edbs-MacBook-Pro:~ vibhor$ psql -c "select * from person_job" repdb
 pid | job
-----+-----
(0 rows)

4. Health checks at startup
slony 2.1, now checks the status of Each node during startup and give proper message to fix the issue. In health check it checks the configuration information and returns OK, if there is no problem. Pl/pgSQL function which has been added for health check is given below:

CREATE OR REPLACE FUNCTION _slonytest.slon_node_health_check()
 RETURNS boolean
 LANGUAGE plpgsql
AS $function$
declare
		prec record;
		all_ok boolean;
begin
		all_ok := 't'::boolean;
		-- validate that all tables in sl_table have:
		--      sl_table agreeing with pg_class
		for prec in select tab_id, tab_relname, tab_nspname from
		"_slonytest".sl_table t where not exists (select 1 from pg_catalog.pg_class c, pg_catalog.pg_namespace n
				where c.oid = t.tab_reloid and c.relname = t.tab_relname and c.relnamespace = n.oid and n.nspname = t.tab_nspname) loop
				all_ok := 'f'::boolean;
				raise warning 'table [id,nsp,name]=[%,%,%] - sl_table does not match pg_class/pg_namespace', prec.tab_id, prec.tab_relname, prec.tab_nspname;
		end loop;
		if not all_ok then
		   raise warning 'Mismatch found between sl_table and pg_class.  Slonik command REPAIR CONFIG may be useful to rectify this.';
		end if;
		return all_ok;
end
$function$

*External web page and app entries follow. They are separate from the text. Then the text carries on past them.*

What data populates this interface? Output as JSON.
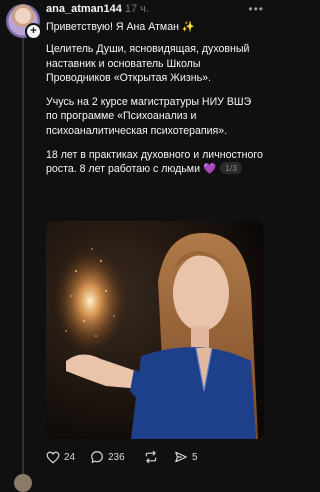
{
  "post": {
    "username": "ana_atman144",
    "time": "17 ч.",
    "paragraphs": [
      "Приветствую! Я Ана Атман ✨",
      "Целитель Души, ясновидящая, духовный наставник и основатель Школы Проводников «Открытая Жизнь».",
      "Учусь на 2 курсе магистратуры НИУ ВШЭ по программе «Психоанализ и психоаналитическая психотерапия».",
      "18 лет в практиках духовного и личностного роста. 8 лет работаю с людьми 💜"
    ],
    "page_indicator": "1/3"
  },
  "actions": {
    "likes": "24",
    "comments": "236",
    "shares": "5"
  },
  "icons": {
    "follow": "+",
    "more": "•••"
  }
}
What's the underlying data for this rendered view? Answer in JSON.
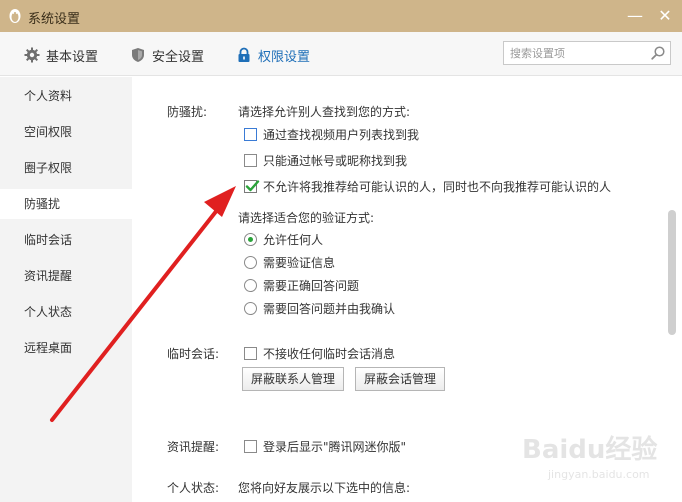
{
  "window": {
    "title": "系统设置",
    "minimize_glyph": "—",
    "close_glyph": "✕"
  },
  "toolbar": {
    "tabs": [
      {
        "label": "基本设置",
        "icon": "gear-icon"
      },
      {
        "label": "安全设置",
        "icon": "shield-icon"
      },
      {
        "label": "权限设置",
        "icon": "lock-icon"
      }
    ],
    "active_tab": "权限设置",
    "search_placeholder": "搜索设置项"
  },
  "sidebar": {
    "items": [
      "个人资料",
      "空间权限",
      "圈子权限",
      "防骚扰",
      "临时会话",
      "资讯提醒",
      "个人状态",
      "远程桌面"
    ],
    "active": "防骚扰"
  },
  "anti_harassment": {
    "label": "防骚扰:",
    "find_title": "请选择允许别人查找到您的方式:",
    "find_options": [
      {
        "label": "通过查找视频用户列表找到我",
        "checked": false
      },
      {
        "label": "只能通过帐号或昵称找到我",
        "checked": false
      },
      {
        "label": "不允许将我推荐给可能认识的人，同时也不向我推荐可能认识的人",
        "checked": true
      }
    ],
    "verify_title": "请选择适合您的验证方式:",
    "verify_options": [
      {
        "label": "允许任何人",
        "selected": true
      },
      {
        "label": "需要验证信息",
        "selected": false
      },
      {
        "label": "需要正确回答问题",
        "selected": false
      },
      {
        "label": "需要回答问题并由我确认",
        "selected": false
      }
    ]
  },
  "temp_session": {
    "label": "临时会话:",
    "option": "不接收任何临时会话消息",
    "checked": false,
    "buttons": [
      "屏蔽联系人管理",
      "屏蔽会话管理"
    ]
  },
  "news_reminder": {
    "label": "资讯提醒:",
    "option": "登录后显示\"腾讯网迷你版\"",
    "checked": false
  },
  "personal_status": {
    "label": "个人状态:",
    "text": "您将向好友展示以下选中的信息:"
  },
  "watermark": {
    "text": "Baidu经验",
    "url": "jingyan.baidu.com"
  },
  "colors": {
    "titlebar": "#cfb58a",
    "accent": "#1f6fb8",
    "arrow": "#e02020",
    "check_green": "#2aa33a"
  }
}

5. Performance improvement in cases of large backlog
Slony 2.1 came with performance improvement in case of large replication backlog. In previous versions, user used to experience performance impact when sl_log_* tables grows and replication of data to subscriber takes so long. Due to which Slony Replication takes huge time to catch up. Main cause of this performance issue was: Slony used to do sequential scan while pulling data from sl_log_* tables. Now, in 2.1, queries which pulls data from sl_log_* have been modified and now it uses index scan.

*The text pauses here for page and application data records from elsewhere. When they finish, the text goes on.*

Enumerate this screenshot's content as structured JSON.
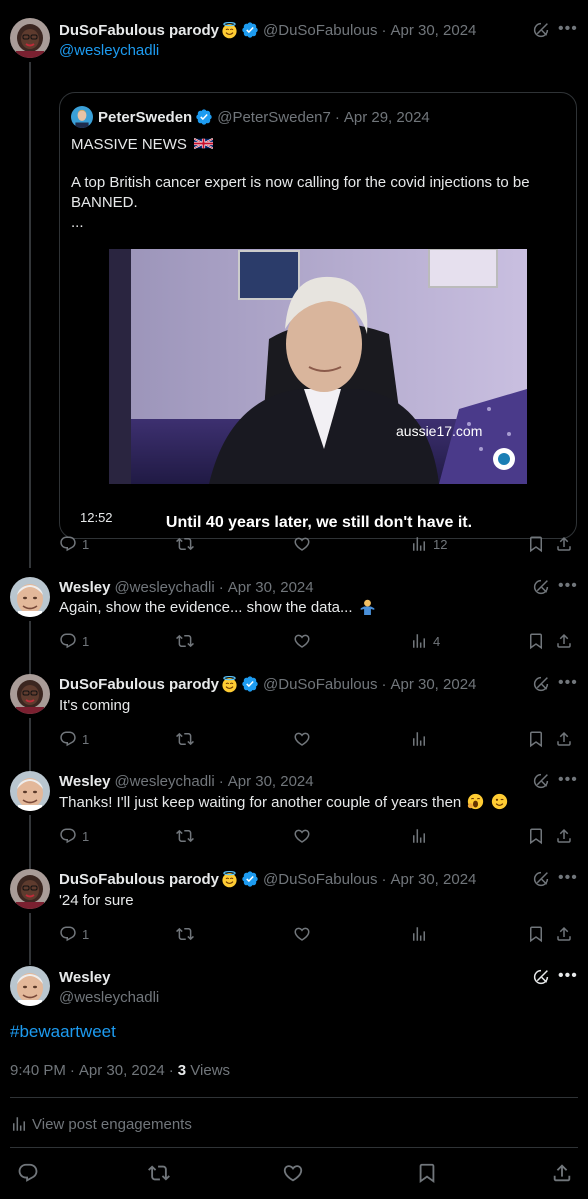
{
  "colors": {
    "background": "#000000",
    "text": "#e7e9ea",
    "muted": "#71767b",
    "link": "#1d9bf0",
    "border": "#2f3336",
    "verified": "#1d9bf0"
  },
  "posts": [
    {
      "name": "DuSoFabulous parody",
      "name_emoji": "smiling-face-with-halo",
      "verified": true,
      "handle": "@DuSoFabulous",
      "date": "Apr 30, 2024",
      "reply_to": "@wesleychadli",
      "quote": {
        "name": "PeterSweden",
        "verified": true,
        "handle": "@PeterSweden7",
        "date": "Apr 29, 2024",
        "line1": "MASSIVE NEWS",
        "flag_emoji": "uk-flag",
        "line2": "A top British cancer expert is now calling for the covid injections to be",
        "line3": "BANNED.",
        "line4": "...",
        "video": {
          "watermark": "aussie17.com",
          "caption": "Until 40 years later, we still don't have it.",
          "duration": "12:52"
        }
      },
      "stats": {
        "replies": "1",
        "reposts": "",
        "likes": "",
        "views": "12"
      }
    },
    {
      "name": "Wesley",
      "handle": "@wesleychadli",
      "date": "Apr 30, 2024",
      "text": "Again, show the evidence... show the data...",
      "text_emoji": "man-shrugging",
      "stats": {
        "replies": "1",
        "reposts": "",
        "likes": "",
        "views": "4"
      }
    },
    {
      "name": "DuSoFabulous parody",
      "name_emoji": "smiling-face-with-halo",
      "verified": true,
      "handle": "@DuSoFabulous",
      "date": "Apr 30, 2024",
      "text": "It's coming",
      "stats": {
        "replies": "1",
        "reposts": "",
        "likes": "",
        "views": ""
      }
    },
    {
      "name": "Wesley",
      "handle": "@wesleychadli",
      "date": "Apr 30, 2024",
      "text": "Thanks! I'll just keep waiting for another couple of years then",
      "text_emoji": "yawning-face winking-face",
      "stats": {
        "replies": "1",
        "reposts": "",
        "likes": "",
        "views": ""
      }
    },
    {
      "name": "DuSoFabulous parody",
      "name_emoji": "smiling-face-with-halo",
      "verified": true,
      "handle": "@DuSoFabulous",
      "date": "Apr 30, 2024",
      "text": "'24 for sure",
      "stats": {
        "replies": "1",
        "reposts": "",
        "likes": "",
        "views": ""
      }
    }
  ],
  "main": {
    "name": "Wesley",
    "handle": "@wesleychadli",
    "hashtag": "#bewaartweet",
    "time": "9:40 PM",
    "date": "Apr 30, 2024",
    "views_count": "3",
    "views_label": "Views",
    "engagements_label": "View post engagements"
  },
  "icons": [
    "grok-icon",
    "more-icon",
    "reply-icon",
    "repost-icon",
    "like-icon",
    "views-icon",
    "bookmark-icon",
    "share-icon",
    "verified-badge-icon"
  ]
}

6. Monitoring thread to provide better monitoring data
2.1, also came with one monitoring table sl_components. This table is very useful in monitoring the Slony Threads. Description/detail of sl_components can be found in following link:

http://slony.info/documentation/2.1/table.sl-components.html

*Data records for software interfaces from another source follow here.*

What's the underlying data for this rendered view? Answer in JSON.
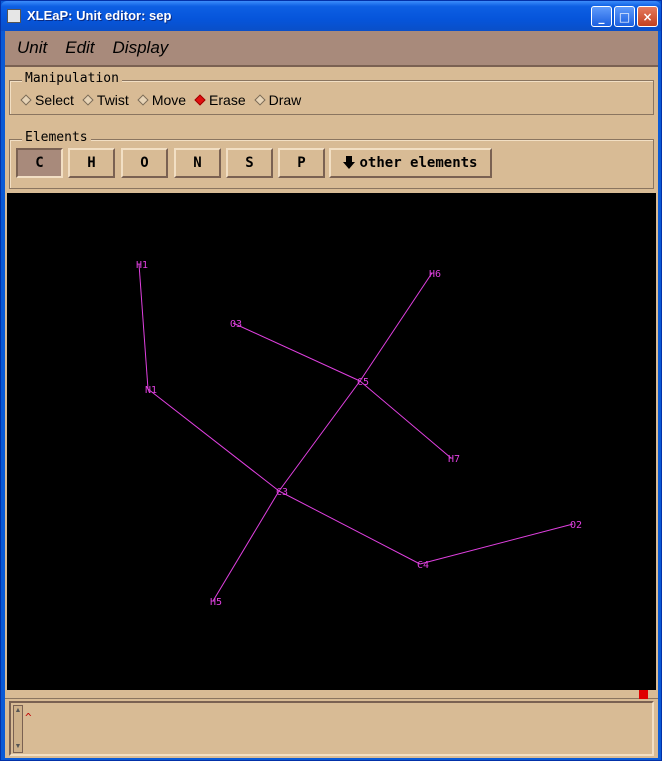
{
  "window": {
    "title": "XLEaP: Unit editor: sep",
    "controls": {
      "minimize": "_",
      "maximize": "□",
      "close": "×"
    }
  },
  "menu": [
    "Unit",
    "Edit",
    "Display"
  ],
  "manipulation": {
    "label": "Manipulation",
    "options": [
      "Select",
      "Twist",
      "Move",
      "Erase",
      "Draw"
    ],
    "selected": "Erase"
  },
  "elements": {
    "label": "Elements",
    "buttons": [
      "C",
      "H",
      "O",
      "N",
      "S",
      "P"
    ],
    "pressed": "C",
    "other_label": "other elements"
  },
  "molecule": {
    "color": "#e040e0",
    "atoms": [
      {
        "id": "H1",
        "label": "H1"
      },
      {
        "id": "N1",
        "label": "N1"
      },
      {
        "id": "C3",
        "label": "C3"
      },
      {
        "id": "C4",
        "label": "C4"
      },
      {
        "id": "O2",
        "label": "O2"
      },
      {
        "id": "H5",
        "label": "H5"
      },
      {
        "id": "C5",
        "label": "C5"
      },
      {
        "id": "H6",
        "label": "H6"
      },
      {
        "id": "O3",
        "label": "O3"
      },
      {
        "id": "H7",
        "label": "H7"
      }
    ],
    "bonds": [
      [
        "H1",
        "N1"
      ],
      [
        "N1",
        "C3"
      ],
      [
        "C3",
        "C4"
      ],
      [
        "C4",
        "O2"
      ],
      [
        "C3",
        "H5"
      ],
      [
        "C3",
        "C5"
      ],
      [
        "C5",
        "H6"
      ],
      [
        "O3",
        "C5"
      ],
      [
        "C5",
        "H7"
      ]
    ]
  },
  "console": {
    "prompt": "^"
  }
}
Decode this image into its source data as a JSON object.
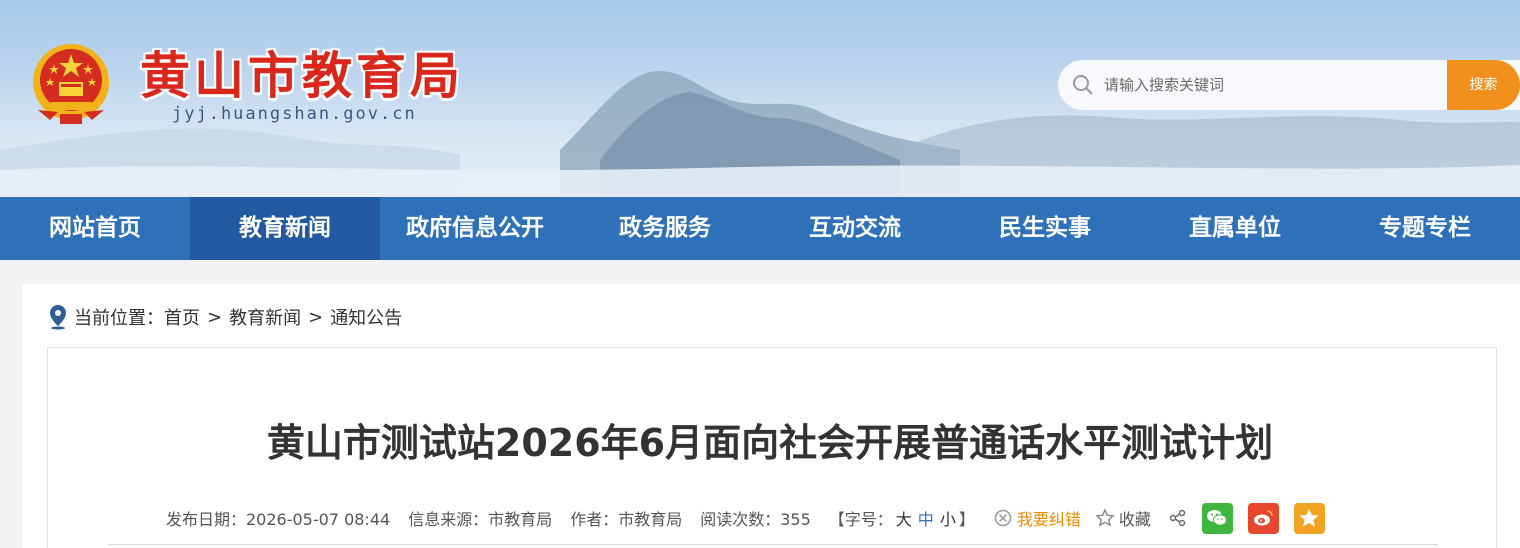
{
  "header": {
    "site_title": "黄山市教育局",
    "site_domain": "jyj.huangshan.gov.cn"
  },
  "search": {
    "placeholder": "请输入搜索关键词",
    "button_label": "搜索"
  },
  "nav": {
    "items": [
      {
        "label": "网站首页"
      },
      {
        "label": "教育新闻"
      },
      {
        "label": "政府信息公开"
      },
      {
        "label": "政务服务"
      },
      {
        "label": "互动交流"
      },
      {
        "label": "民生实事"
      },
      {
        "label": "直属单位"
      },
      {
        "label": "专题专栏"
      }
    ],
    "active_index": 1
  },
  "breadcrumb": {
    "prefix": "当前位置：",
    "items": [
      "首页",
      "教育新闻",
      "通知公告"
    ],
    "separator": ">"
  },
  "article": {
    "title": "黄山市测试站2026年6月面向社会开展普通话水平测试计划",
    "meta": {
      "publish_date": "发布日期：2026-05-07 08:44",
      "source": "信息来源：市教育局",
      "author": "作者：市教育局",
      "views": "阅读次数：355",
      "font_size_prefix": "【字号：",
      "font_large": "大",
      "font_medium": "中",
      "font_small": "小",
      "font_size_suffix": "】",
      "correction": "我要纠错",
      "favorite": "收藏"
    }
  },
  "colors": {
    "nav_bg": "#2f71b8",
    "nav_active": "#2359a0",
    "title_red": "#d9271b",
    "search_btn": "#f2901e",
    "correction_orange": "#f08a00"
  },
  "icons": [
    "national-emblem-icon",
    "search-icon",
    "location-pin-icon",
    "correction-icon",
    "star-icon",
    "share-icon",
    "wechat-icon",
    "weibo-icon",
    "qzone-icon"
  ]
}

Snapshot of informantion display by sl_components is given below:

postgres=# select * from sl_components;
       co_actor       | co_pid | co_node | co_connection_pid |   co_activity    |       co_starttime        |  co_event  | co_eventtype
----------------------+--------+---------+-------------------+------------------+---------------------------+------------+--------------
 local_listen         |  26688 |       1 |             26692 | thread main loop | 2011-11-03 12:07:56+05:30 |            | n/a
 local_sync           |  26688 |       0 |             26697 | thread main loop | 2011-11-03 12:08:00+05:30 |            | n/a
 remote listener      |  26688 |       2 |             26695 | thread main loop | 2011-11-03 12:08:00+05:30 |            | n/a
 remoteWorkerThread_2 |  26688 |       2 |             26694 | SYNC             | 2011-11-03 12:08:00+05:30 | 5000004917 | SYNC
 local_monitor        |  26688 |       0 |             26698 | thread main loop | 2011-11-03 00:32:19+05:30 |            | n/a
 local_cleanup        |  26688 |       0 |             26696 | cleanupEvent     | 2011-11-03 12:00:15+05:30 |            | n/a
(6 rows)